Think about it this way; having a small space forces you to streamline your belongings and really value what you own. A spring clean has to happen every couple of months, which means you can be more conscious about what you buy and how you look after your possessions. It’s all about that conscious, zero–waste living!
When renting out an apartment, you should definitely consider whether you want to go for a furnished or un–furnished pad. Don’t want to sit in a 50 year old, lumpy sofa, or rock the interior of the previous old granny tenant? Unfurnished would be a good option, as getting rid of furniture can be just as tricky as finding it. On the other hand, many Hong Kong flats aren’t exactly accommodating when it comes to corridors and stairwells. So if you go for unfurnished, think about how you’re actually going to get that bed or sofa up into the apartment.
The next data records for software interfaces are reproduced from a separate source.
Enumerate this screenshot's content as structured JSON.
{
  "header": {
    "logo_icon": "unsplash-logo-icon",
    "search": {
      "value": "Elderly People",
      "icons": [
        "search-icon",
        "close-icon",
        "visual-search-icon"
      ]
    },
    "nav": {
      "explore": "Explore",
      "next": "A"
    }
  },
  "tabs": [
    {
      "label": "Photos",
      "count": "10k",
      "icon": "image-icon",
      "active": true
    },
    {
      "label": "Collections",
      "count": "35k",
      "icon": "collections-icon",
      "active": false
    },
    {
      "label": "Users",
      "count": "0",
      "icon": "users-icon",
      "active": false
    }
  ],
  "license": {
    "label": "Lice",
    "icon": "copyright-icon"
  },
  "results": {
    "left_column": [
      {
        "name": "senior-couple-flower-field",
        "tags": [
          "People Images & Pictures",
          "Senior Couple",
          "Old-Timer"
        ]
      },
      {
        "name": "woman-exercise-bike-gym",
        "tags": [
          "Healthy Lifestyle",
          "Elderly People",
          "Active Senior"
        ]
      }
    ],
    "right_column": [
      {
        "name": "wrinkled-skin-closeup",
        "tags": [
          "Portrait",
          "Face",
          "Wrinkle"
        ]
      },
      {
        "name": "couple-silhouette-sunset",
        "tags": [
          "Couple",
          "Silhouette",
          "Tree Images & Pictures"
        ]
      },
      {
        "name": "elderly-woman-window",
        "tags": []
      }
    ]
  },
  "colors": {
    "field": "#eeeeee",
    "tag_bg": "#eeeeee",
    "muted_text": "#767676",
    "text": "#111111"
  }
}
Trust us from experience, hauling a wardrobe up a five-floor walk-up is not a pleasant experience… especially in the middle of summer.
It’s definitely handy to have some of the bigger items already in, and many of the flats we’ve seen do come with a fridge, washing machine and stove (and an oven if you’re REALLY lucky!). What’s more, think about the cost. Buying big furniture items can be priceyyyyy – even shopping for basics at trusty Ikea can rack up a huge bill. To furnish on a budget, check out AsiaXPAT, Facebook Groups like “Swap-it-Furnitures Hong Kong” or “HK home furniture and appliances“, cheaper stores like Japan Home and Living Plaza, and look out for sales at some of our favourite homeware stores.
This may sound silly, but make sure you check the flat before you sign! Believe it or not, we have heard of someone signing for a flat before actually seeing it and being scammed out of thousands of dollars. Always see the flat (more than once) in the day, once at night if possible, and even at different times of the day. There are things you may notice on a second visit, like the huge construction noise from the site next door… or the rattling of mahjong tiles from the neighbours upstairs…
Also remember that photos online can be deceiving. You might have admired a modern bathroom which looked an okay size, only to find literally one square-foot for the toilet in real life. Many images online are ‘stretched’ to make places appear bigger, so make sure you judge the space with your own two eyes.
Another reason to visit a flat a few times before you sign is to check for any damage. Yes, it’s “Boring But Important”. Look at the windows and see if you can spot any leaks or cracks, test the taps (you want to make sure you’ve got a warm water supply!), ask about the boiler and check the aircon if there is one (this will become more and more important the closer to summer we get!). If you’re looking at a ‘Tong Lau’ or older building, checking things work is especially important as they may not have been well maintained.
Okay, another ‘Boring But Important’ issue = payment. Sadly Hong Kong rental prices are ridiculously high, so take a deep breath and seriously consider how much you’re willing to shell out every month before you bite the bullet. Consider living with other people so you can not only move into somewhere bigger and ‘nicer’, but also share the cost of the rent.
In general, most rentals require two months rent as a deposit, plus the first month’s rent. That’s a lot, so make sure you actually have the money before you agree or sign anything. And don’t forget to check if there are management fees or any bills included in the rent. It’s also always important to check with your agent about what is and isn’t your responsibility and your landlords. Make sure you clarify this before you move in… if the washing machine or fridge breaks, who fixes it? You don’t want any #awkward WhatsApp battles between you and your landlord…
Don’t be scared off by these basic tips – you CAN find somewhere to live in Hong Kong and you will. It’s all about patience, having an open–mind (a wet-room isn’t all that bad… yep, say goodbye to bath-time!) and what your priorities are. Good luck flat hunting, Sassy Girls!